What the task asks
Pick every line with "align" from the material below.

Study material
☆ ☆ ☆ ☆

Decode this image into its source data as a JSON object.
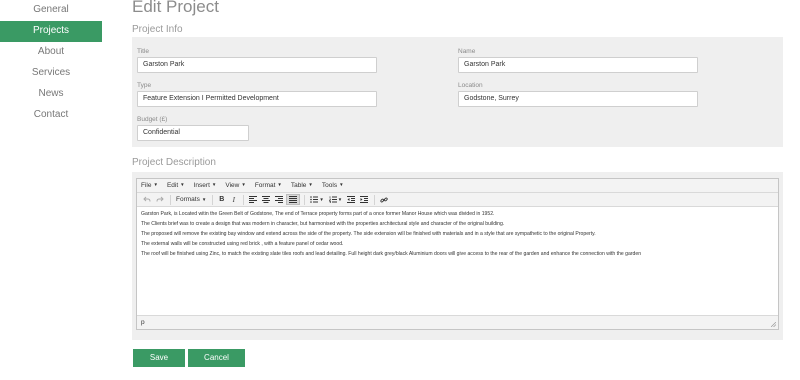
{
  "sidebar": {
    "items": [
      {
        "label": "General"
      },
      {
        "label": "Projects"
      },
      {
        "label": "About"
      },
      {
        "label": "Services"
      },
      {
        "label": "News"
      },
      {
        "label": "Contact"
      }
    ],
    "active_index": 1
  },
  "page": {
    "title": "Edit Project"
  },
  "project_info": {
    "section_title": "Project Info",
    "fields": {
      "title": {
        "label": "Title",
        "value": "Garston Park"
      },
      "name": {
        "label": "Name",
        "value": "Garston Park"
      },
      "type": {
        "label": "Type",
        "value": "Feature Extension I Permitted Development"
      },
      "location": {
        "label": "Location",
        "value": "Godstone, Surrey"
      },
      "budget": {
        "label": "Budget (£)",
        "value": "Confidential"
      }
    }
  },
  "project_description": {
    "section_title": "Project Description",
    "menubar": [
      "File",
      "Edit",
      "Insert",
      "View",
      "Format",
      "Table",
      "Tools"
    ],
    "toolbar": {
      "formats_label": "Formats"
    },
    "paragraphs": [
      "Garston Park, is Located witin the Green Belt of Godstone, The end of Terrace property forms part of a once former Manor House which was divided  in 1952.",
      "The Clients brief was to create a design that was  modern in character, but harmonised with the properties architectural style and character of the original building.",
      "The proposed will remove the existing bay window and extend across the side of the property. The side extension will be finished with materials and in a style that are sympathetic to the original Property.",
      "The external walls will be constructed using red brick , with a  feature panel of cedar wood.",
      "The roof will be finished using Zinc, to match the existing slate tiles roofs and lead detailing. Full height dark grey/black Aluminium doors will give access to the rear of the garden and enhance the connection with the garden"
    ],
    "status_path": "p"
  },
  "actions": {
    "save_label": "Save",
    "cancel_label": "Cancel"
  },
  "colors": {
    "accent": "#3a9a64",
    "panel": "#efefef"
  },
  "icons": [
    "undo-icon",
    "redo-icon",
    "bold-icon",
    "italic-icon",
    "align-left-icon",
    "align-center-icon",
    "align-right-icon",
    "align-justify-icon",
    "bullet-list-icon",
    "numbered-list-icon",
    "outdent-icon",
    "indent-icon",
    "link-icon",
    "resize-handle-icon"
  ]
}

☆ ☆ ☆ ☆

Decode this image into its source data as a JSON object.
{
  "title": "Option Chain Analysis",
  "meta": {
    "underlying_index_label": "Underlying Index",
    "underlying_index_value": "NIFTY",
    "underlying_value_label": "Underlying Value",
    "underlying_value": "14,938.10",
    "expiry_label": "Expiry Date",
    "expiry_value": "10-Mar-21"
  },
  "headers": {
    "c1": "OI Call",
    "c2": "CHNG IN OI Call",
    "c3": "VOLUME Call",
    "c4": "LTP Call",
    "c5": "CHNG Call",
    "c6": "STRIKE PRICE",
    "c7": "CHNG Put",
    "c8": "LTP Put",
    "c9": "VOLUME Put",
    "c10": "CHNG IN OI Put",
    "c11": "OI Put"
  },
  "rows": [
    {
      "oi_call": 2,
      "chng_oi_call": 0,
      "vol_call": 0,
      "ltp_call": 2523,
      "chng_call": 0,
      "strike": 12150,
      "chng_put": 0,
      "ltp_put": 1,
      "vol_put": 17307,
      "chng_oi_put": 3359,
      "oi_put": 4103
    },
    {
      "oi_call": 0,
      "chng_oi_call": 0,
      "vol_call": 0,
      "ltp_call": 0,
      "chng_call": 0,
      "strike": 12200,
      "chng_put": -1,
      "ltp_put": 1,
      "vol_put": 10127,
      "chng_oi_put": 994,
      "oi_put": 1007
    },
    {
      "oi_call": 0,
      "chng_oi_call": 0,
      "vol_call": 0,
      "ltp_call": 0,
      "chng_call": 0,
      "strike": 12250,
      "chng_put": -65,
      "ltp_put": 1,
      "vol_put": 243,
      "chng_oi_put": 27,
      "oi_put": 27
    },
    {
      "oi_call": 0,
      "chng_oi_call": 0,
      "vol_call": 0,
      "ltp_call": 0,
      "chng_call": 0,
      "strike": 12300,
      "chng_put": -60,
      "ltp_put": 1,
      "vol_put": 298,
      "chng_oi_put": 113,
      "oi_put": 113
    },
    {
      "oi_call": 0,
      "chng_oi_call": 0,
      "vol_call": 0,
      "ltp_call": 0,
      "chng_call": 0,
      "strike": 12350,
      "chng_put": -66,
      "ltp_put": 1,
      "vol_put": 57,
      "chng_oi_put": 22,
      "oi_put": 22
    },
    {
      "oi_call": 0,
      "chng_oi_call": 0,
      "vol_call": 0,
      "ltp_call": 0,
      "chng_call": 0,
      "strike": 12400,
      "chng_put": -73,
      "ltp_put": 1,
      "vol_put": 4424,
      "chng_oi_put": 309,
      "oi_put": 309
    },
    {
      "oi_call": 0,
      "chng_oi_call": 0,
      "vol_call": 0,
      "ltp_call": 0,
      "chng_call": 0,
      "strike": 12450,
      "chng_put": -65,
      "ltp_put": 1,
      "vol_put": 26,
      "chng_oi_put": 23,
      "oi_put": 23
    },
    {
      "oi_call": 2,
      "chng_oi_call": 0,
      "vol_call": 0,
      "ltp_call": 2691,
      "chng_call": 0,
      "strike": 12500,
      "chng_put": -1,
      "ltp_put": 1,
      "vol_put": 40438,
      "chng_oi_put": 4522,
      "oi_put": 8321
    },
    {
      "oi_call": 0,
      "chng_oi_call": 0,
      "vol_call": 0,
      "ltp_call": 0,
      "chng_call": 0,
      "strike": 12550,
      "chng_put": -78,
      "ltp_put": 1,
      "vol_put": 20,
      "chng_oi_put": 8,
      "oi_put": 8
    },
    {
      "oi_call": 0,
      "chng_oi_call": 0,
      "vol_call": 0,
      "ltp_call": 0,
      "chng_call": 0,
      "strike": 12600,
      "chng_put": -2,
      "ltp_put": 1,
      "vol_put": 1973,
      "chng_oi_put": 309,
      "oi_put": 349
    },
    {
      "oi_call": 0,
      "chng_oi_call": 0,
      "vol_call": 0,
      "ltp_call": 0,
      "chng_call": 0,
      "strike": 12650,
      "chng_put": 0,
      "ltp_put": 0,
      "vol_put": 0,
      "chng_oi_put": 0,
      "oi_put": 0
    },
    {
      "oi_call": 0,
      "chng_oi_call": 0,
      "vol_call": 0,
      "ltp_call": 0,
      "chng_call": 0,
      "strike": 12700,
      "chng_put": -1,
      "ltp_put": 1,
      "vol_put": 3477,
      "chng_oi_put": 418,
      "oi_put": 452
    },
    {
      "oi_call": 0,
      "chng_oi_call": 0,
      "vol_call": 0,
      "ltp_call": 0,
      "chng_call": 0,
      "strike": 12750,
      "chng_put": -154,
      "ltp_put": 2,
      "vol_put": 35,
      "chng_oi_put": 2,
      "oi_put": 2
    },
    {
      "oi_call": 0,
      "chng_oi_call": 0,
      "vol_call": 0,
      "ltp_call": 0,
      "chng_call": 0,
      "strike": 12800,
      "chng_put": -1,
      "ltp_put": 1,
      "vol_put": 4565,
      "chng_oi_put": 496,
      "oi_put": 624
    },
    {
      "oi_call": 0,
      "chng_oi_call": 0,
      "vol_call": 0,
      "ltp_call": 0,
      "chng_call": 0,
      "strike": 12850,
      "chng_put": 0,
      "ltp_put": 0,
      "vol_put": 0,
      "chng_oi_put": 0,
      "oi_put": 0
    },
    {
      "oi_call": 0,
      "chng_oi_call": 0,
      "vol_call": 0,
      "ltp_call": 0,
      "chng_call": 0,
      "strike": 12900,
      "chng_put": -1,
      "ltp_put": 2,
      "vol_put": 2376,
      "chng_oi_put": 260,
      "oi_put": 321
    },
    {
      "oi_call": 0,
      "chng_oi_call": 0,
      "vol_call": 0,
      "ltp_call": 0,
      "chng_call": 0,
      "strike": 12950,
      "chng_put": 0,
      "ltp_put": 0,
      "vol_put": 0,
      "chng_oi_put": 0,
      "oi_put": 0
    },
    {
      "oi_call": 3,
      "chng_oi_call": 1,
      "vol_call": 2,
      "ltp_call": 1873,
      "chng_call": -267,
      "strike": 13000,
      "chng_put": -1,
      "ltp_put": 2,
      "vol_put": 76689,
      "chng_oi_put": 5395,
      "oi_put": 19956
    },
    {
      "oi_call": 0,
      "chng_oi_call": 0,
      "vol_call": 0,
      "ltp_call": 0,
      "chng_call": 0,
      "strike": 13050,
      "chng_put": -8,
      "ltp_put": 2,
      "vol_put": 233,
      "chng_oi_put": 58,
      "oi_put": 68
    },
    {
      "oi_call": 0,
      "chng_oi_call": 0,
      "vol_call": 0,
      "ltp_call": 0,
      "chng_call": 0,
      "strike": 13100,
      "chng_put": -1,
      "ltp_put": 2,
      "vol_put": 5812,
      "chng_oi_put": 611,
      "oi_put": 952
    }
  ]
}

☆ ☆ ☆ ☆

Output below
    "align-left-icon",
    "align-center-icon",
    "align-right-icon",
    "align-justify-icon",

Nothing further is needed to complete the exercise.